======== Source material ========

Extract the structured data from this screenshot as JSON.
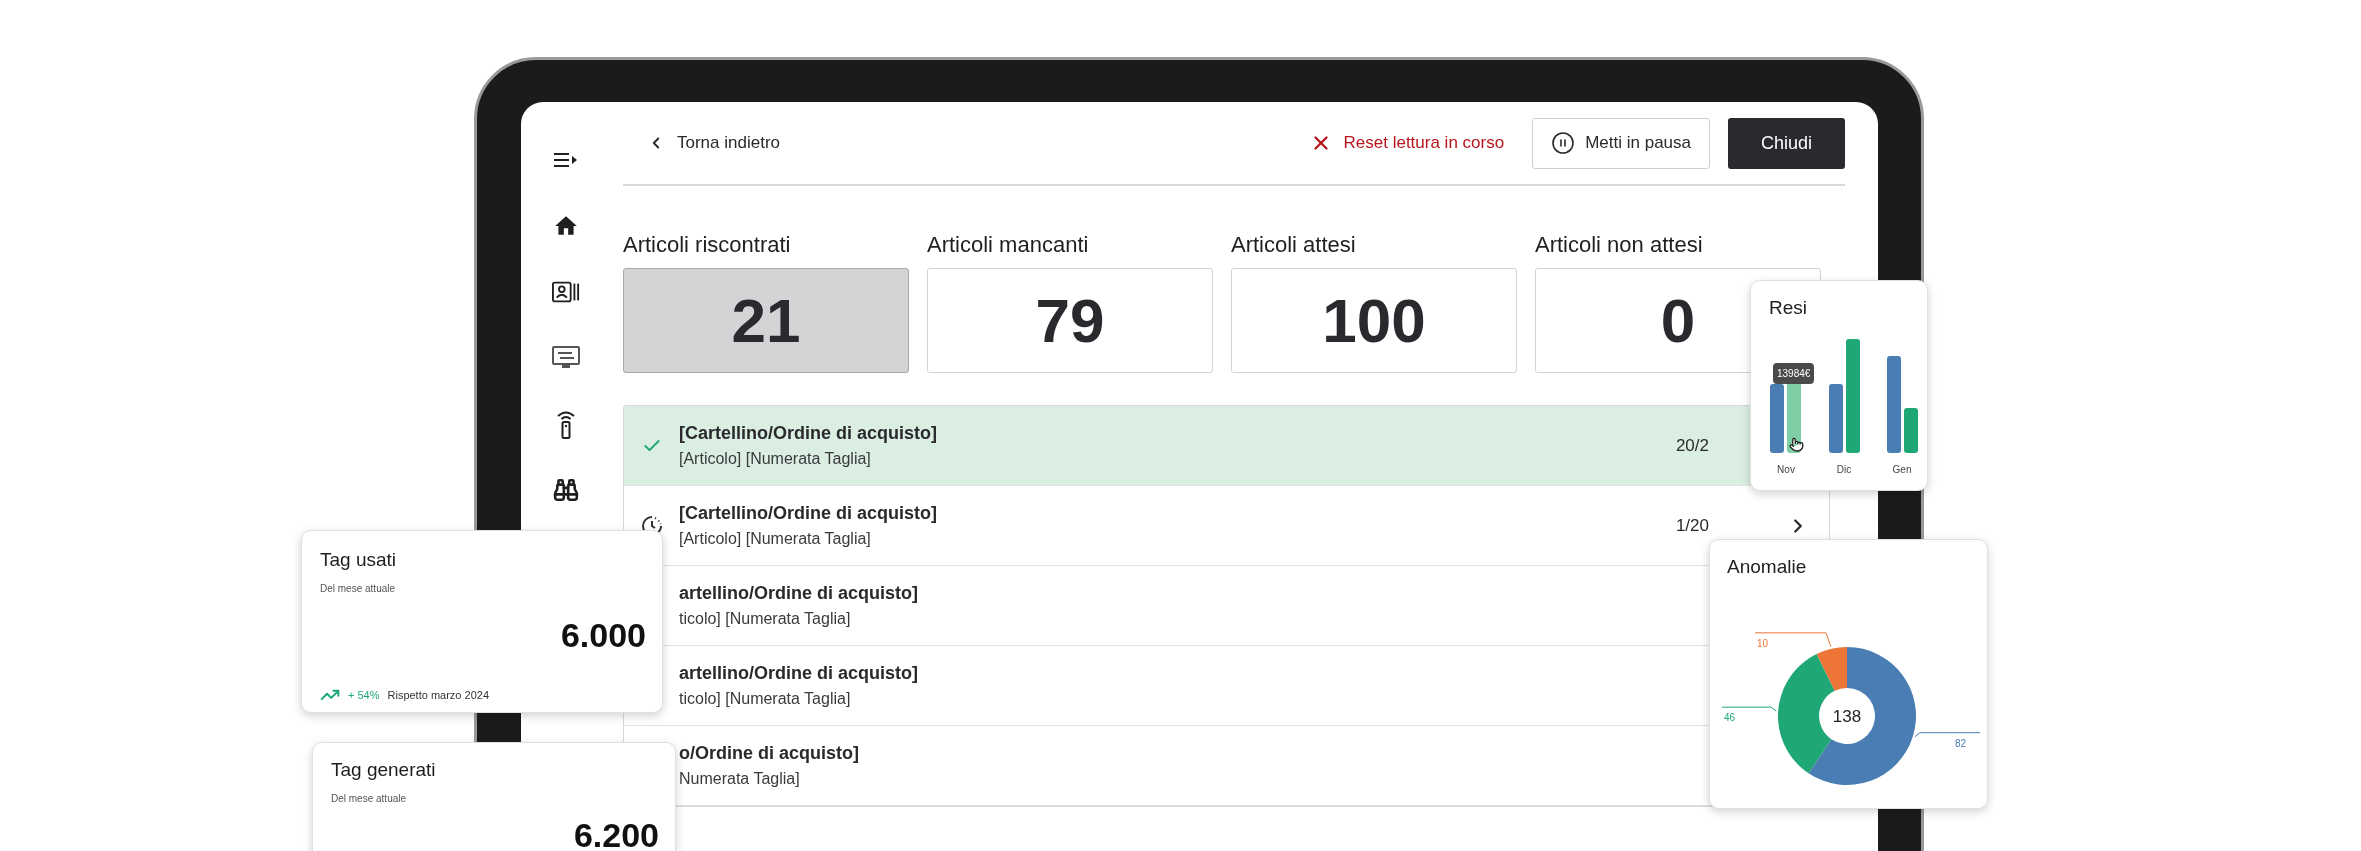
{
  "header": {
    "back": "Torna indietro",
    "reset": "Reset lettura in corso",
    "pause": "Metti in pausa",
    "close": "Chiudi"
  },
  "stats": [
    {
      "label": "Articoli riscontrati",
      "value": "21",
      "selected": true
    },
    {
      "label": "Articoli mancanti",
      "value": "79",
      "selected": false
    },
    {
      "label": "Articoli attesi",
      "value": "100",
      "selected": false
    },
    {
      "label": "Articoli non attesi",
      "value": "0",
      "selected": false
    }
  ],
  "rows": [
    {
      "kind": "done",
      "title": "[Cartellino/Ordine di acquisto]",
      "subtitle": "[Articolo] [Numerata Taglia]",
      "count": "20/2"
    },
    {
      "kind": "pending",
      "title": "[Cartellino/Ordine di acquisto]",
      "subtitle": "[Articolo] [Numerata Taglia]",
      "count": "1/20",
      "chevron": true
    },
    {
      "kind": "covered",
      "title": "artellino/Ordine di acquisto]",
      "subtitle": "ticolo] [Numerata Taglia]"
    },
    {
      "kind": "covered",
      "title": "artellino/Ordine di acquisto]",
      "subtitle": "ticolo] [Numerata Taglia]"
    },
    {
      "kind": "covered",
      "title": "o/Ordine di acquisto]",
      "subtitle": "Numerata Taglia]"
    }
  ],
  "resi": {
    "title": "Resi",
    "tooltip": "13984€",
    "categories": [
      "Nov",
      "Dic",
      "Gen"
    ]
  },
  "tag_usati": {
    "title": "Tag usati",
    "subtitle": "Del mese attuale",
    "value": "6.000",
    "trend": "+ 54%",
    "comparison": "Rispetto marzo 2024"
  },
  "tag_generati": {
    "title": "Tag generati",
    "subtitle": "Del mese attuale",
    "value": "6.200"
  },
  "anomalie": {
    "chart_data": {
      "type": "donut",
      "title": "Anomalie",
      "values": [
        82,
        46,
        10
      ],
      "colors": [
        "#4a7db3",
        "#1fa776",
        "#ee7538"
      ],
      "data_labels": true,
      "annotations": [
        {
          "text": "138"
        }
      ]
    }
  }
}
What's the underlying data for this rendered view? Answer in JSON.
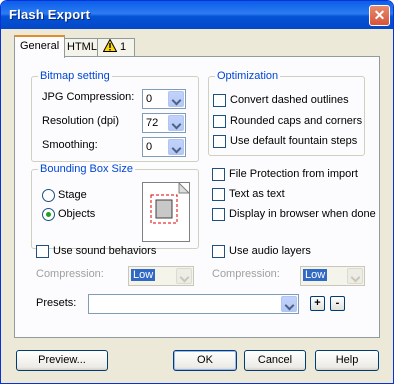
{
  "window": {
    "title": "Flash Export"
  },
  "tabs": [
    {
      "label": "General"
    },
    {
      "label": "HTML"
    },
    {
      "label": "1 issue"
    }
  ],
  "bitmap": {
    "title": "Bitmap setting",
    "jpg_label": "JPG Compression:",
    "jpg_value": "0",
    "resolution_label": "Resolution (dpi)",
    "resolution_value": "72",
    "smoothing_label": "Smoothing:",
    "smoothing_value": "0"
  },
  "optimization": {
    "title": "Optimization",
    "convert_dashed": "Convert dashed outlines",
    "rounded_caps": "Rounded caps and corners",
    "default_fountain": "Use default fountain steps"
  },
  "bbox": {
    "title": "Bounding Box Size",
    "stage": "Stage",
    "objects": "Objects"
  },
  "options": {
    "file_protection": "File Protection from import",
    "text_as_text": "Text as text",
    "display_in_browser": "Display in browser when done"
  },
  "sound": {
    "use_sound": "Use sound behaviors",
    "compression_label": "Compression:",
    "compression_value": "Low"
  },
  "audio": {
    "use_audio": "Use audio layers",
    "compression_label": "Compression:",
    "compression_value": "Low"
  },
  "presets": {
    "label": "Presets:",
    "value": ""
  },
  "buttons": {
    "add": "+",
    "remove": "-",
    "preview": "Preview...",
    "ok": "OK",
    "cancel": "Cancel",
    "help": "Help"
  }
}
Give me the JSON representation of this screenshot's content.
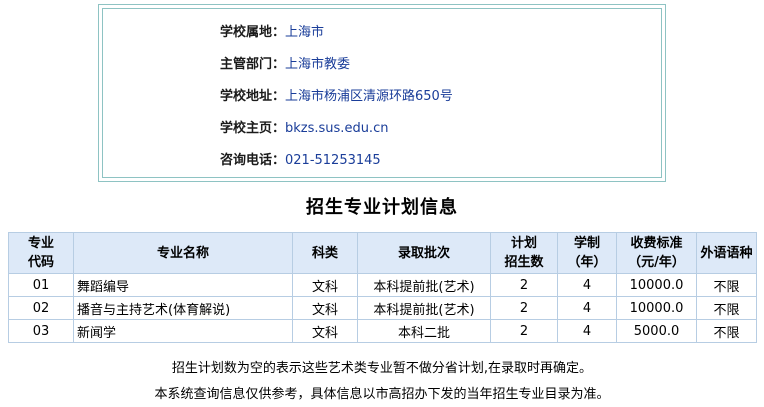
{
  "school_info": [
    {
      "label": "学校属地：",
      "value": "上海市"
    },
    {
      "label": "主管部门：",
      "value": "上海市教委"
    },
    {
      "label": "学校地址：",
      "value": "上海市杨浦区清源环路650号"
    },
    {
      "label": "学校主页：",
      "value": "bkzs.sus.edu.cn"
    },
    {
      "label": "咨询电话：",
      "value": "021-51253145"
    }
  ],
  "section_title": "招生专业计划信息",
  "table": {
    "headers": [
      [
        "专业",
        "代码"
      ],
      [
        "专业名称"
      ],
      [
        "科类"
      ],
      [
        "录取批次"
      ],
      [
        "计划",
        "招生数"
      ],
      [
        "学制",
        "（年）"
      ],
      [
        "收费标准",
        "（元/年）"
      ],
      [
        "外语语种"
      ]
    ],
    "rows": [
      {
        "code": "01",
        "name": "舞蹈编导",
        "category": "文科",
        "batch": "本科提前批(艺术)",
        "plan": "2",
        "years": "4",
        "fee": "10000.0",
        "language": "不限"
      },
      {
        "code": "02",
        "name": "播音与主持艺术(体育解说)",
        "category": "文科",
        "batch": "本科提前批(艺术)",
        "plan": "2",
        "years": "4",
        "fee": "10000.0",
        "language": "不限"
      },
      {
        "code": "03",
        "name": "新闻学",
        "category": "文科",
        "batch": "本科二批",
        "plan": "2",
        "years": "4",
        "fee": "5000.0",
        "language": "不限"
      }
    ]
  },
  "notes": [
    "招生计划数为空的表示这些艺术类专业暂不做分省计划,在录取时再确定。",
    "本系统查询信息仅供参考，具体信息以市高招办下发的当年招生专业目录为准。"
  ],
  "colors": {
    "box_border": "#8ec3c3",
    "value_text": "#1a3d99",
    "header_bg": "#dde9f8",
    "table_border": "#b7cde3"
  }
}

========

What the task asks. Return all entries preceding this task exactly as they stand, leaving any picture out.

Your solution.
Extract the structured data from this screenshot as JSON.
{
  "header": {
    "back": "Torna indietro",
    "reset": "Reset lettura in corso",
    "pause": "Metti in pausa",
    "close": "Chiudi"
  },
  "stats": [
    {
      "label": "Articoli riscontrati",
      "value": "21",
      "selected": true
    },
    {
      "label": "Articoli mancanti",
      "value": "79",
      "selected": false
    },
    {
      "label": "Articoli attesi",
      "value": "100",
      "selected": false
    },
    {
      "label": "Articoli non attesi",
      "value": "0",
      "selected": false
    }
  ],
  "rows": [
    {
      "kind": "done",
      "title": "[Cartellino/Ordine di acquisto]",
      "subtitle": "[Articolo] [Numerata Taglia]",
      "count": "20/2"
    },
    {
      "kind": "pending",
      "title": "[Cartellino/Ordine di acquisto]",
      "subtitle": "[Articolo] [Numerata Taglia]",
      "count": "1/20",
      "chevron": true
    },
    {
      "kind": "covered",
      "title": "artellino/Ordine di acquisto]",
      "subtitle": "ticolo] [Numerata Taglia]"
    },
    {
      "kind": "covered",
      "title": "artellino/Ordine di acquisto]",
      "subtitle": "ticolo] [Numerata Taglia]"
    },
    {
      "kind": "covered",
      "title": "o/Ordine di acquisto]",
      "subtitle": "Numerata Taglia]"
    }
  ],
  "resi": {
    "title": "Resi",
    "tooltip": "13984€",
    "categories": [
      "Nov",
      "Dic",
      "Gen"
    ]
  },
  "tag_usati": {
    "title": "Tag usati",
    "subtitle": "Del mese attuale",
    "value": "6.000",
    "trend": "+ 54%",
    "comparison": "Rispetto marzo 2024"
  },
  "tag_generati": {
    "title": "Tag generati",
    "subtitle": "Del mese attuale",
    "value": "6.200"
  },
  "anomalie": {
    "chart_data": {
      "type": "donut",
      "title": "Anomalie",
      "values": [
        82,
        46,
        10
      ],
      "colors": [
        "#4a7db3",
        "#1fa776",
        "#ee7538"
      ],
      "data_labels": true,
      "annotations": [
        {
          "text": "138"
        }
      ]
    }
  }
}
What's the underlying data for this rendered view? Answer in JSON.
{
  "window": {
    "title": "Flash Export"
  },
  "tabs": [
    {
      "label": "General"
    },
    {
      "label": "HTML"
    },
    {
      "label": "1 issue"
    }
  ],
  "bitmap": {
    "title": "Bitmap setting",
    "jpg_label": "JPG Compression:",
    "jpg_value": "0",
    "resolution_label": "Resolution (dpi)",
    "resolution_value": "72",
    "smoothing_label": "Smoothing:",
    "smoothing_value": "0"
  },
  "optimization": {
    "title": "Optimization",
    "convert_dashed": "Convert dashed outlines",
    "rounded_caps": "Rounded caps and corners",
    "default_fountain": "Use default fountain steps"
  },
  "bbox": {
    "title": "Bounding Box Size",
    "stage": "Stage",
    "objects": "Objects"
  },
  "options": {
    "file_protection": "File Protection from import",
    "text_as_text": "Text as text",
    "display_in_browser": "Display in browser when done"
  },
  "sound": {
    "use_sound": "Use sound behaviors",
    "compression_label": "Compression:",
    "compression_value": "Low"
  },
  "audio": {
    "use_audio": "Use audio layers",
    "compression_label": "Compression:",
    "compression_value": "Low"
  },
  "presets": {
    "label": "Presets:",
    "value": ""
  },
  "buttons": {
    "add": "+",
    "remove": "-",
    "preview": "Preview...",
    "ok": "OK",
    "cancel": "Cancel",
    "help": "Help"
  }
}
Give me the JSON representation of this screenshot's content.
{
  "school_info": [
    {
      "label": "学校属地：",
      "value": "上海市"
    },
    {
      "label": "主管部门：",
      "value": "上海市教委"
    },
    {
      "label": "学校地址：",
      "value": "上海市杨浦区清源环路650号"
    },
    {
      "label": "学校主页：",
      "value": "bkzs.sus.edu.cn"
    },
    {
      "label": "咨询电话：",
      "value": "021-51253145"
    }
  ],
  "section_title": "招生专业计划信息",
  "table": {
    "headers": [
      [
        "专业",
        "代码"
      ],
      [
        "专业名称"
      ],
      [
        "科类"
      ],
      [
        "录取批次"
      ],
      [
        "计划",
        "招生数"
      ],
      [
        "学制",
        "（年）"
      ],
      [
        "收费标准",
        "（元/年）"
      ],
      [
        "外语语种"
      ]
    ],
    "rows": [
      {
        "code": "01",
        "name": "舞蹈编导",
        "category": "文科",
        "batch": "本科提前批(艺术)",
        "plan": "2",
        "years": "4",
        "fee": "10000.0",
        "language": "不限"
      },
      {
        "code": "02",
        "name": "播音与主持艺术(体育解说)",
        "category": "文科",
        "batch": "本科提前批(艺术)",
        "plan": "2",
        "years": "4",
        "fee": "10000.0",
        "language": "不限"
      },
      {
        "code": "03",
        "name": "新闻学",
        "category": "文科",
        "batch": "本科二批",
        "plan": "2",
        "years": "4",
        "fee": "5000.0",
        "language": "不限"
      }
    ]
  },
  "notes": [
    "招生计划数为空的表示这些艺术类专业暂不做分省计划,在录取时再确定。",
    "本系统查询信息仅供参考，具体信息以市高招办下发的当年招生专业目录为准。"
  ],
  "colors": {
    "box_border": "#8ec3c3",
    "value_text": "#1a3d99",
    "header_bg": "#dde9f8",
    "table_border": "#b7cde3"
  }
}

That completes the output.